Here's what I produced:

It's catch up time... (with fun pics!)

Many apologies, but I haven't added a blog entry for months. It's been a hectic two months, for both good and bad reasons, but I'm going to try and catch up today.

The first entry that springs to mind is from the 18th September. I had booked to go on an Arvon Writing week ( The subject of the week was Graphic Novels and the tutors were Bryan Talbot and Hannah Berry. Since the week would be about creating stories with both text and images, I thought it would be good to get down and do some drawing. I had done drawing and painting before, but I'd only produced a few illustrations. I decided to dedicate the whole week to producing some fun black and white illustrations for Copper Book. In the end, I only got about three days of work done, but I did produce work I was very pleased with. Here's what I came up with: Read More...

My journey to work

I might not have my own flat nowadays, or be able to go on a fancy holiday, or buy the latest kit (have you seen the new 11" Apple MacBook Air? It's very nice...) but on the plus side, I don't have to commute into London every weekday. Hooray! Instead, I cycle the following route...

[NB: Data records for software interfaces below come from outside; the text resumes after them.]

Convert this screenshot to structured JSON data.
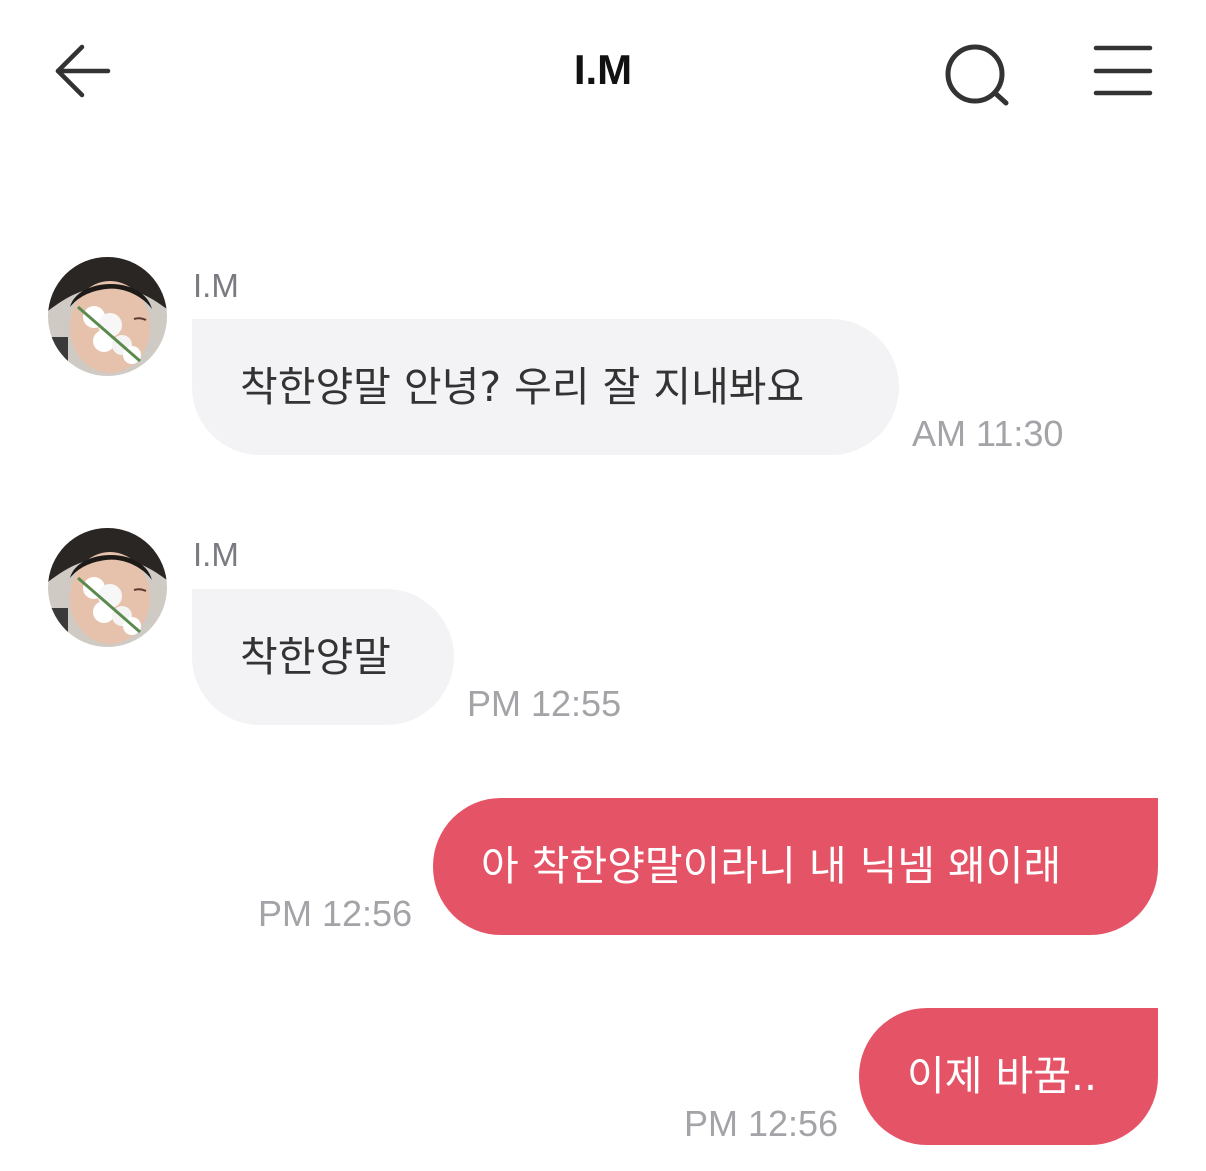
{
  "header": {
    "title": "I.M",
    "back_icon": "arrow-left-icon",
    "search_icon": "search-icon",
    "menu_icon": "hamburger-menu-icon"
  },
  "messages": [
    {
      "direction": "incoming",
      "sender": "I.M",
      "text": "착한양말 안녕? 우리 잘 지내봐요",
      "time": "AM 11:30"
    },
    {
      "direction": "incoming",
      "sender": "I.M",
      "text": "착한양말",
      "time": "PM 12:55"
    },
    {
      "direction": "outgoing",
      "text": "아 착한양말이라니 내 닉넴 왜이래",
      "time": "PM 12:56"
    },
    {
      "direction": "outgoing",
      "text": "이제 바꿈..",
      "time": "PM 12:56"
    }
  ],
  "colors": {
    "incoming_bubble": "#f3f3f5",
    "outgoing_bubble": "#e55466",
    "timestamp": "#a3a3a8"
  }
}
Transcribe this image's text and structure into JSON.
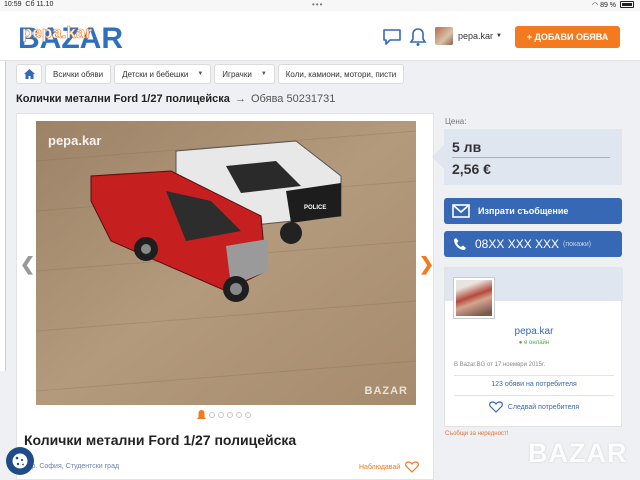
{
  "statusbar": {
    "time": "10:59",
    "date": "Сб 11.10",
    "dots": "•••",
    "battery": "89 %"
  },
  "header": {
    "logo_text": "BAZAR",
    "logo_overlay": "pepa.kar",
    "username": "pepa.kar",
    "add_button": "+ ДОБАВИ ОБЯВА"
  },
  "breadcrumbs": [
    {
      "label": "Всички обяви"
    },
    {
      "label": "Детски и бебешки"
    },
    {
      "label": "Играчки"
    },
    {
      "label": "Коли, камиони, мотори, писти"
    }
  ],
  "listing": {
    "title": "Колички метални Ford 1/27 полицейска",
    "arrow": "→",
    "ad_number": "Обява 50231731",
    "photo_watermark_top": "pepa.kar",
    "photo_watermark_bottom": "BAZAR",
    "photo_badge": "POLICE",
    "heading": "Колички метални Ford 1/27 полицейска",
    "location": "гр. София, Студентски град",
    "watch_label": "Наблюдавай"
  },
  "price": {
    "label": "Цена:",
    "lv": "5 лв",
    "eur": "2,56 €"
  },
  "contact": {
    "message_button": "Изпрати съобщение",
    "phone": "08XX XXX XXX",
    "phone_hint": "(покажи)"
  },
  "seller": {
    "name": "pepa.kar",
    "status": "● е онлайн",
    "since": "В Bazar.BG от 17 ноември 2015г.",
    "ads_count": "123 обяви на потребителя",
    "follow": "Следвай потребителя"
  },
  "report_link": "Съобщи за нередност!",
  "corner_watermark": "BAZAR",
  "colors": {
    "accent": "#f47a20",
    "primary": "#3768b5",
    "price_bg": "#dfe6f0"
  }
}
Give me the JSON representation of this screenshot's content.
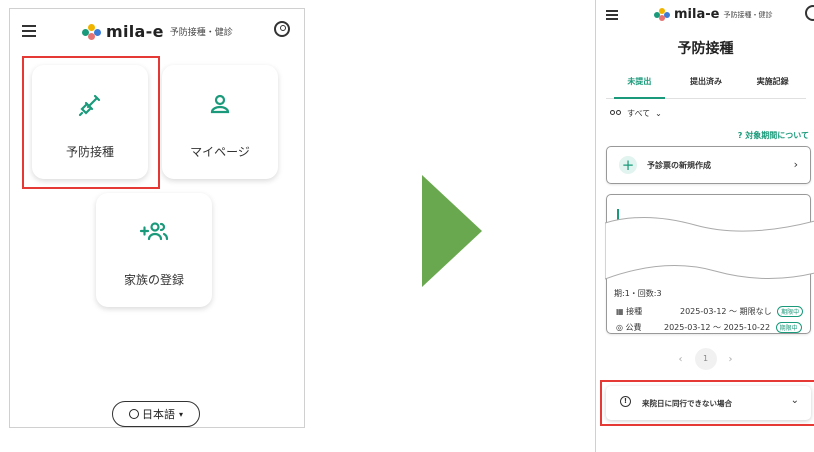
{
  "left": {
    "logo": {
      "name": "mila-e",
      "subtitle": "予防接種・健診"
    },
    "tiles": [
      {
        "label": "予防接種",
        "icon": "syringe-icon"
      },
      {
        "label": "マイページ",
        "icon": "person-icon"
      },
      {
        "label": "家族の登録",
        "icon": "add-family-icon"
      }
    ],
    "language": "日本語"
  },
  "right": {
    "logo": {
      "name": "mila-e",
      "subtitle": "予防接種・健診"
    },
    "title": "予防接種",
    "tabs": [
      "未提出",
      "提出済み",
      "実施記録"
    ],
    "filter": "すべて",
    "period_link": "対象期間について",
    "new_card": "予診票の新規作成",
    "card": {
      "period_count": "期:1・回数:3",
      "rows": [
        {
          "label": "接種",
          "range": "2025-03-12 ～ 期限なし",
          "tag": "期限中"
        },
        {
          "label": "公費",
          "range": "2025-03-12 ～ 2025-10-22",
          "tag": "期限中"
        }
      ]
    },
    "pager": {
      "current": "1"
    },
    "accordion": "来院日に同行できない場合"
  },
  "colors": {
    "accent": "#1a9a7a",
    "highlight": "#e53935",
    "arrow": "#6aa84f"
  }
}
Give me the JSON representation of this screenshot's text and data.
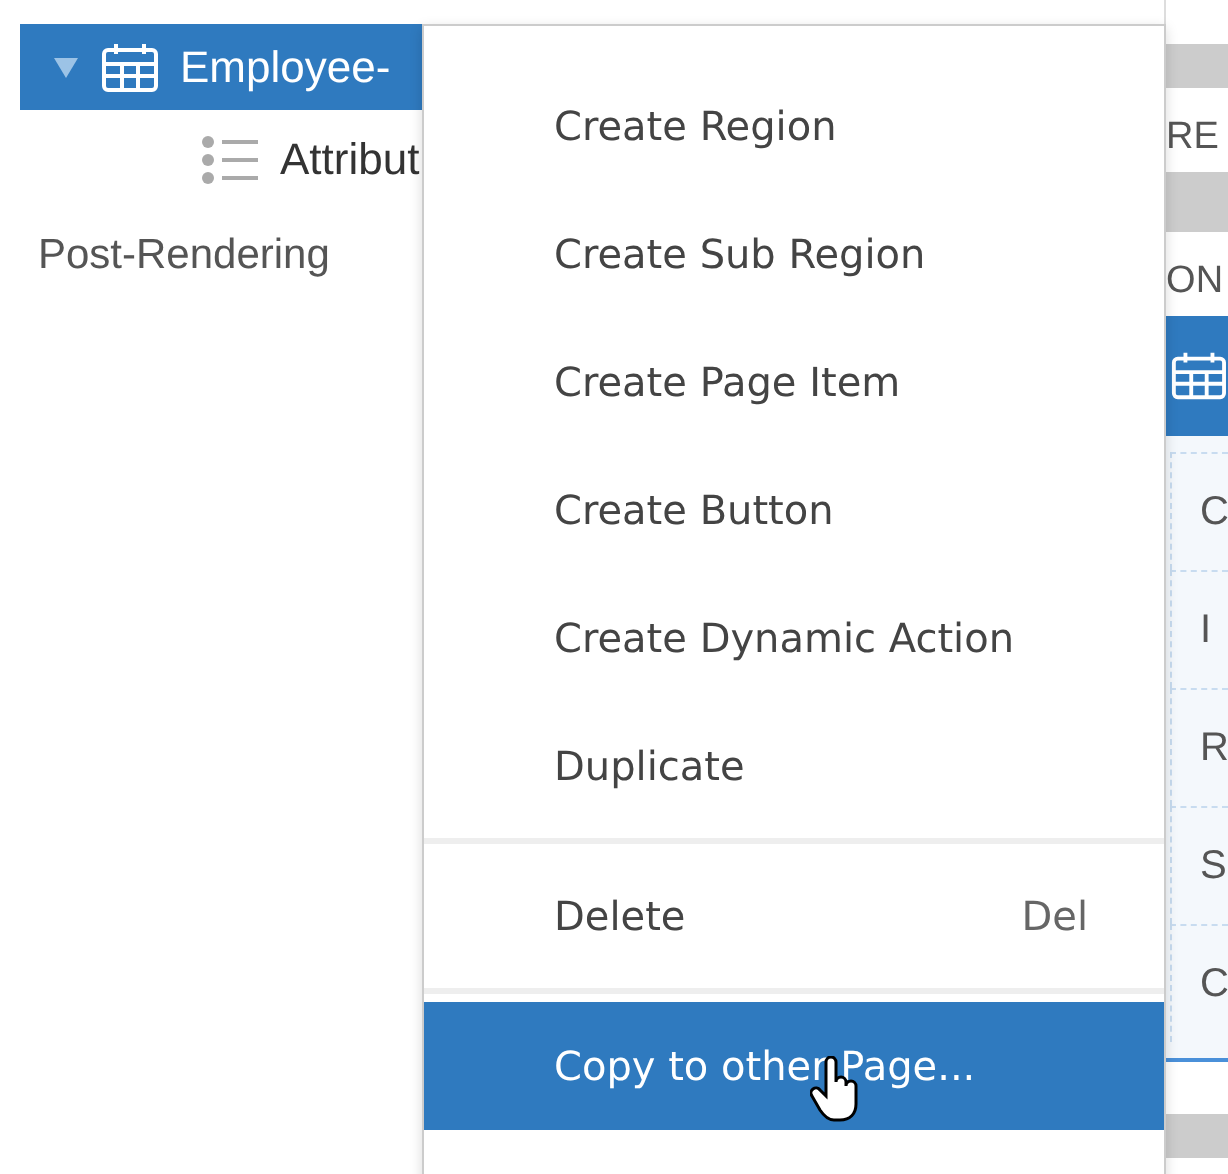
{
  "tree": [
    {
      "label": "Employee-",
      "kind": "region",
      "selected": true,
      "expanded": true
    },
    {
      "label": "Attribut",
      "kind": "attributes",
      "selected": false
    },
    {
      "label": "Post-Rendering",
      "kind": "section",
      "selected": false
    }
  ],
  "right_panel": {
    "labels": [
      "RE",
      "ON"
    ],
    "rows": [
      "C",
      "I",
      "R",
      "S",
      "C"
    ]
  },
  "context_menu": [
    {
      "label": "Create Region",
      "selected": false
    },
    {
      "label": "Create Sub Region",
      "selected": false
    },
    {
      "label": "Create Page Item",
      "selected": false
    },
    {
      "label": "Create Button",
      "selected": false
    },
    {
      "label": "Create Dynamic Action",
      "selected": false
    },
    {
      "label": "Duplicate",
      "selected": false,
      "separator_after": true
    },
    {
      "label": "Delete",
      "shortcut": "Del",
      "selected": false,
      "separator_after": true
    },
    {
      "label": "Copy to other Page...",
      "selected": true
    }
  ]
}
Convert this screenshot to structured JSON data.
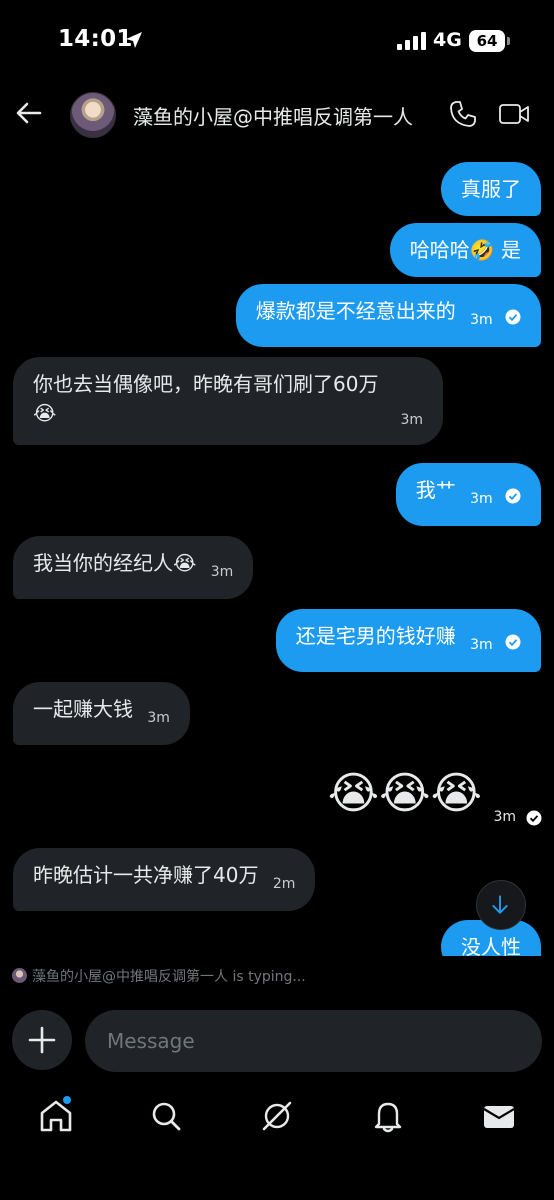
{
  "status": {
    "time": "14:01",
    "network": "4G",
    "battery": "64"
  },
  "header": {
    "title": "藻鱼的小屋@中推唱反调第一人"
  },
  "messages": [
    {
      "side": "out",
      "text": "真服了"
    },
    {
      "side": "out",
      "text": "哈哈哈🤣 是"
    },
    {
      "side": "out",
      "text": "爆款都是不经意出来的",
      "time": "3m",
      "read": true
    },
    {
      "side": "in",
      "text": "你也去当偶像吧，昨晚有哥们刷了60万",
      "emoji": "😭",
      "time": "3m"
    },
    {
      "side": "out",
      "text": "我艹",
      "time": "3m",
      "read": true
    },
    {
      "side": "in",
      "text": "我当你的经纪人",
      "emoji": "😭",
      "time": "3m"
    },
    {
      "side": "out",
      "text": "还是宅男的钱好赚",
      "time": "3m",
      "read": true
    },
    {
      "side": "in",
      "text": "一起赚大钱",
      "time": "3m"
    },
    {
      "side": "out",
      "text": "😭😭😭",
      "time": "3m",
      "read": true
    },
    {
      "side": "in",
      "text": "昨晚估计一共净赚了40万",
      "time": "2m"
    },
    {
      "side": "out",
      "text": "没人性"
    }
  ],
  "typing": {
    "text": "藻鱼的小屋@中推唱反调第一人 is typing..."
  },
  "composer": {
    "placeholder": "Message"
  },
  "nav": {
    "items": [
      "home-icon",
      "search-icon",
      "grok-icon",
      "notifications-icon",
      "messages-icon"
    ]
  },
  "colors": {
    "accent": "#1d9bf0",
    "bubble_in": "#202327",
    "background": "#000000"
  }
}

First off, it's into Bushy Park through Hampton gate. Read More...